▸ **Aim of the task**: Nothing in the data may be omitted; output it all verbatim.

▸ **Items from an interface collection**:
————————

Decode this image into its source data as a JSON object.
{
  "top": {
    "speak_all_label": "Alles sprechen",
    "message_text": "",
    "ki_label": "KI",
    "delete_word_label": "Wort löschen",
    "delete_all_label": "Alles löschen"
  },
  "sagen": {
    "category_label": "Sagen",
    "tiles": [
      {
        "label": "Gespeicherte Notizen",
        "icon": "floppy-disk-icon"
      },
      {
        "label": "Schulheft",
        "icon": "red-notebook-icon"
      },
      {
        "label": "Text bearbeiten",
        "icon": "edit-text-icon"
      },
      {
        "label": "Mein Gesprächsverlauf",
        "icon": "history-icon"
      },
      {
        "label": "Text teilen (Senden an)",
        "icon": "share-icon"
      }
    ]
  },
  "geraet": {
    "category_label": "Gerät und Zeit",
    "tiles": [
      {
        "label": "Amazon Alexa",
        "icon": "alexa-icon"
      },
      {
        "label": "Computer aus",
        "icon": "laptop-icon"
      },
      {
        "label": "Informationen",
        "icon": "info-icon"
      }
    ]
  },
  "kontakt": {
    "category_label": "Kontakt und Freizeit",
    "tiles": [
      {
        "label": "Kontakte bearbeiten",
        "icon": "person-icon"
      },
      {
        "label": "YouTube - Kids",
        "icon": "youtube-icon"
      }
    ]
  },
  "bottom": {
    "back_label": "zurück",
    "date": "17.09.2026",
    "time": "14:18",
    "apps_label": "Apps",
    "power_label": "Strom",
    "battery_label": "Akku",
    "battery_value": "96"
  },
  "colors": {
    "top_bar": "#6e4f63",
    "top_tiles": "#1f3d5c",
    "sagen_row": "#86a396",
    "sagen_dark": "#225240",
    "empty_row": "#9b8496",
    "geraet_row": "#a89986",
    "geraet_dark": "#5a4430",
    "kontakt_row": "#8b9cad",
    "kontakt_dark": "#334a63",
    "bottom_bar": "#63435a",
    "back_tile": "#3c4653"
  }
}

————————

▸ **Your response**:
Decode this image into its source data as a JSON object.
{
  "top": {
    "speak_all_label": "Alles sprechen",
    "message_text": "",
    "ki_label": "KI",
    "delete_word_label": "Wort löschen",
    "delete_all_label": "Alles löschen"
  },
  "sagen": {
    "category_label": "Sagen",
    "tiles": [
      {
        "label": "Gespeicherte Notizen",
        "icon": "floppy-disk-icon"
      },
      {
        "label": "Schulheft",
        "icon": "red-notebook-icon"
      },
      {
        "label": "Text bearbeiten",
        "icon": "edit-text-icon"
      },
      {
        "label": "Mein Gesprächsverlauf",
        "icon": "history-icon"
      },
      {
        "label": "Text teilen (Senden an)",
        "icon": "share-icon"
      }
    ]
  },
  "geraet": {
    "category_label": "Gerät und Zeit",
    "tiles": [
      {
        "label": "Amazon Alexa",
        "icon": "alexa-icon"
      },
      {
        "label": "Computer aus",
        "icon": "laptop-icon"
      },
      {
        "label": "Informationen",
        "icon": "info-icon"
      }
    ]
  },
  "kontakt": {
    "category_label": "Kontakt und Freizeit",
    "tiles": [
      {
        "label": "Kontakte bearbeiten",
        "icon": "person-icon"
      },
      {
        "label": "YouTube - Kids",
        "icon": "youtube-icon"
      }
    ]
  },
  "bottom": {
    "back_label": "zurück",
    "date": "17.09.2026",
    "time": "14:18",
    "apps_label": "Apps",
    "power_label": "Strom",
    "battery_label": "Akku",
    "battery_value": "96"
  },
  "colors": {
    "top_bar": "#6e4f63",
    "top_tiles": "#1f3d5c",
    "sagen_row": "#86a396",
    "sagen_dark": "#225240",
    "empty_row": "#9b8496",
    "geraet_row": "#a89986",
    "geraet_dark": "#5a4430",
    "kontakt_row": "#8b9cad",
    "kontakt_dark": "#334a63",
    "bottom_bar": "#63435a",
    "back_tile": "#3c4653"
  }
}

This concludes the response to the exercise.